Tuesday, May 19, 2009

Things as they really are -what is real, anyway?

What is real? Is it relative, or absolute? Something that is real to me (my faith in a higher power, for example) may not be real to someone else, and that's a perfectly valid difference between them and me. Even with differences like this, I think there are some lines that should not be crossed but which can be all too easy to cross without even knowing it, with regards to living a healthy reality.

These thoughts have come to my mind most recently because of the talk I heard yesterday by David A. Bednar. He spoke about seeing things as they really are, and of the dangers of becoming too entangled with virtual people and worlds. Amazing and sad about the man who spent countless hours going for drives, window shopping, buying a house, a dog, and in the end proposing marriage to someone he has never met other than as an avatar on his computer....doing all this for up to 14 hours a day, while his bride of 7 months watched tv in an adjoining room and felt helpless and betrayed by his behaviour.

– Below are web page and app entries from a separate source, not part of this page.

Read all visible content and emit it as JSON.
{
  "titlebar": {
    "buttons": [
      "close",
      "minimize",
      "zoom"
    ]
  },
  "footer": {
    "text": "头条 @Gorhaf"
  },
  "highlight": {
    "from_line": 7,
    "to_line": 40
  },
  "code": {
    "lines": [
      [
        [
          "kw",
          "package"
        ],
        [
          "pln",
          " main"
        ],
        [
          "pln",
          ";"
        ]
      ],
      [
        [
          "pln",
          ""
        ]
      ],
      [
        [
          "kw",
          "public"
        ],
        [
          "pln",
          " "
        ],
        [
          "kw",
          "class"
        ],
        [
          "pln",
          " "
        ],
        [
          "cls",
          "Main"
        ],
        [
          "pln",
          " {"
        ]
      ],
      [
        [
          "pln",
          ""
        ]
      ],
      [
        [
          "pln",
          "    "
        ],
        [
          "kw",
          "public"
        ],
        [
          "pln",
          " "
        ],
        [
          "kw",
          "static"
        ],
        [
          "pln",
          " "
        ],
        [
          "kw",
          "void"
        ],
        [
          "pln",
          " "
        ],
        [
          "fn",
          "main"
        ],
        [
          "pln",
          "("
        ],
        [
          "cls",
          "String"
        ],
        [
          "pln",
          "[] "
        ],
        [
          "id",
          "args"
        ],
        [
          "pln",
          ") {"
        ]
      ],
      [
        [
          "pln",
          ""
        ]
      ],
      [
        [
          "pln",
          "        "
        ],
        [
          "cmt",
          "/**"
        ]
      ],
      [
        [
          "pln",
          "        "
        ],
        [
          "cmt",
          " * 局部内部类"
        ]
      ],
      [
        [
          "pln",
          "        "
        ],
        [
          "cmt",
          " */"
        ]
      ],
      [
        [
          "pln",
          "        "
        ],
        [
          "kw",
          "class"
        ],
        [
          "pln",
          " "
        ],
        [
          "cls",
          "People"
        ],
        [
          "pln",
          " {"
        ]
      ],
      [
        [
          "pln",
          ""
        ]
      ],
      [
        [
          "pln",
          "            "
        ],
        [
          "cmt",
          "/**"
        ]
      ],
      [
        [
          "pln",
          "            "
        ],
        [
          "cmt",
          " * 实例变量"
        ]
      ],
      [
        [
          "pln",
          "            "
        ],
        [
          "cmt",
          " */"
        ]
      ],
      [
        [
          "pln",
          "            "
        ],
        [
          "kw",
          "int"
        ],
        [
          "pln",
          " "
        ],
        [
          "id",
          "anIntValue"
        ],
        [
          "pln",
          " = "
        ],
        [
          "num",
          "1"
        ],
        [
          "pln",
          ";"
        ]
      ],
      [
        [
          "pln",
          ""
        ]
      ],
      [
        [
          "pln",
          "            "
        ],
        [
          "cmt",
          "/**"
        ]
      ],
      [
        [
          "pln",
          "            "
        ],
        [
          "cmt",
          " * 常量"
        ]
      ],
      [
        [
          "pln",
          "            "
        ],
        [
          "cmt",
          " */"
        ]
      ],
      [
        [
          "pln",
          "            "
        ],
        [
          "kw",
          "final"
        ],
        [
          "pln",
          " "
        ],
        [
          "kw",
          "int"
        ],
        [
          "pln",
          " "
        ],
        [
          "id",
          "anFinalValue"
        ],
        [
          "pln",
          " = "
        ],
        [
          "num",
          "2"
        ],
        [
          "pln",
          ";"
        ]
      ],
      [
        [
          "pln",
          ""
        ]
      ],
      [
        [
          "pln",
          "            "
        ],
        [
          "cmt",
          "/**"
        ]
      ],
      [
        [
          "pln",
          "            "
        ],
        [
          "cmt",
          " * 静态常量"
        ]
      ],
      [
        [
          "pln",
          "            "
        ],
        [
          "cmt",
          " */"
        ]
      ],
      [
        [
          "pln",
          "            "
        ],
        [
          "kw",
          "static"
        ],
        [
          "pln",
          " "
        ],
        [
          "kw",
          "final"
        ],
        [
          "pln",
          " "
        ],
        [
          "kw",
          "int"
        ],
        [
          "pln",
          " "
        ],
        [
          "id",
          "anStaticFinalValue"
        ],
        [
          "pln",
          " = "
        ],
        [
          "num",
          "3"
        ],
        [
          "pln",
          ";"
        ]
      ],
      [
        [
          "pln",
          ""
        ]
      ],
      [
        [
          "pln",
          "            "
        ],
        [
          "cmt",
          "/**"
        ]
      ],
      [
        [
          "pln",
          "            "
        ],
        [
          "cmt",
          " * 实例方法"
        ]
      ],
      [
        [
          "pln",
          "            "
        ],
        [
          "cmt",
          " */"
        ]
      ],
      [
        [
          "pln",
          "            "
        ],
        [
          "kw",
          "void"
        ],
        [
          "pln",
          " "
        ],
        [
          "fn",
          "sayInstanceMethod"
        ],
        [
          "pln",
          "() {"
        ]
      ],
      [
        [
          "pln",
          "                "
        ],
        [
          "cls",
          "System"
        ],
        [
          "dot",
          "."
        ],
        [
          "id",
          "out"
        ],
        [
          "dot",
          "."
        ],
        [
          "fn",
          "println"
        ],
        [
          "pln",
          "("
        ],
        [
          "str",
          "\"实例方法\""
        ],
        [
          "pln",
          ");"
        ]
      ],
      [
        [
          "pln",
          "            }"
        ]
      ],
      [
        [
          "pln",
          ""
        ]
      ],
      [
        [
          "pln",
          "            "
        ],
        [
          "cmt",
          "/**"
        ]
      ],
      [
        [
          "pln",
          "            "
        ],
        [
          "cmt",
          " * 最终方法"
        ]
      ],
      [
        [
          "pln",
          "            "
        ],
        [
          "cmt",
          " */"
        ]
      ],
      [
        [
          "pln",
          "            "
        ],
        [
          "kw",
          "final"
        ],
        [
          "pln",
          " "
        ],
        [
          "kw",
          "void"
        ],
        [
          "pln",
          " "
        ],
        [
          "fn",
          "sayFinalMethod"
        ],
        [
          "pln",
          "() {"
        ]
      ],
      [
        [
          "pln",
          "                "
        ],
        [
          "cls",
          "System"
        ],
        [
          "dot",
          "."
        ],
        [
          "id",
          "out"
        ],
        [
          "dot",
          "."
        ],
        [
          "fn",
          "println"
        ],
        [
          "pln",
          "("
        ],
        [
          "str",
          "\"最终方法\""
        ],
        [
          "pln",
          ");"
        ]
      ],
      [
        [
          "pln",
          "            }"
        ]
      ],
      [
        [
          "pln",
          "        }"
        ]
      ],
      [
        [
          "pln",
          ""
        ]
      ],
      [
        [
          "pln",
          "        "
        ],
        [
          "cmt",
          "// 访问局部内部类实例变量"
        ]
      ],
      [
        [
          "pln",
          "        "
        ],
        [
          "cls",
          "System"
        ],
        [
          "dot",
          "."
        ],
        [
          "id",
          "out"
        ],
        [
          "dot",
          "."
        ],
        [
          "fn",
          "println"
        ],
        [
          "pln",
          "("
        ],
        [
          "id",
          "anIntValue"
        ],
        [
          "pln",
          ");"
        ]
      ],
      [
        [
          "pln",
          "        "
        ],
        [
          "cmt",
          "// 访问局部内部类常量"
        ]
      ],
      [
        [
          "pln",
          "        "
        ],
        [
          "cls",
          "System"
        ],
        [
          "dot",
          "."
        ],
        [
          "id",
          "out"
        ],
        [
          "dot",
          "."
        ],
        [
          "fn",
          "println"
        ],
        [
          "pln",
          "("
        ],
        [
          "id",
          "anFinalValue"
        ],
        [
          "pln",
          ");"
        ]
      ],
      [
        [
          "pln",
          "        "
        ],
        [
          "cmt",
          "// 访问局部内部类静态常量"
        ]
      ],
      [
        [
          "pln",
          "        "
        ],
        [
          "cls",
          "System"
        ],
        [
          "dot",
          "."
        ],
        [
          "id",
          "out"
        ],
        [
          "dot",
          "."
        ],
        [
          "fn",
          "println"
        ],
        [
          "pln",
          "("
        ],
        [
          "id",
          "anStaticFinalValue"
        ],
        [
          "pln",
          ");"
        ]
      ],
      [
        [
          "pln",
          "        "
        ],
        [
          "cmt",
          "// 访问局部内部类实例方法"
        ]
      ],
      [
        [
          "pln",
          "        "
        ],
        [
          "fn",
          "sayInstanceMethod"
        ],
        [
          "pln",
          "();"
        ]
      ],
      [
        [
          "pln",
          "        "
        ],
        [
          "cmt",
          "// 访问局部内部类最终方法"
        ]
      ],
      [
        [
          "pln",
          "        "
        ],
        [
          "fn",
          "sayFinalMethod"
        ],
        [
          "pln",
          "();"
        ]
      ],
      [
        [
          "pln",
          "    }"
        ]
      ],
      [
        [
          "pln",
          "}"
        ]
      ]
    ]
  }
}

That's an extreme case, sure. What about the forums I visit? Am I placing the online conversations and friendships I have with people I've never met, over real flesh and blood relationships? I think I did once, but no more. No more. It's just not worth it. Escape...this is probably one of the prime motivators for this type of behaviour. Seems to satisfy, but in the end it does you about as much good as reading a cookbook does for someone who's starving.


Jac's Mum said...

I haven't read the article you linked to yet, but wanted to say, before I do, that I've always thought of my "webfriends", not that I have a lot, in the same vein as penpals, but quicker, and without the necessary trip to Aust Post. I think web browsing time can be a huge vacuum, though, where you're right - you're not in the here and now, attending to what is going on around you. But on the other hand, stuff is going on, on the other side of the world, and you can see, read and think a lot on that, without waiting for a word-of-mouth version.

Threads of Light said...

Yes to the value of communicating over the internet, I've learned so much I'd never have come across any other way.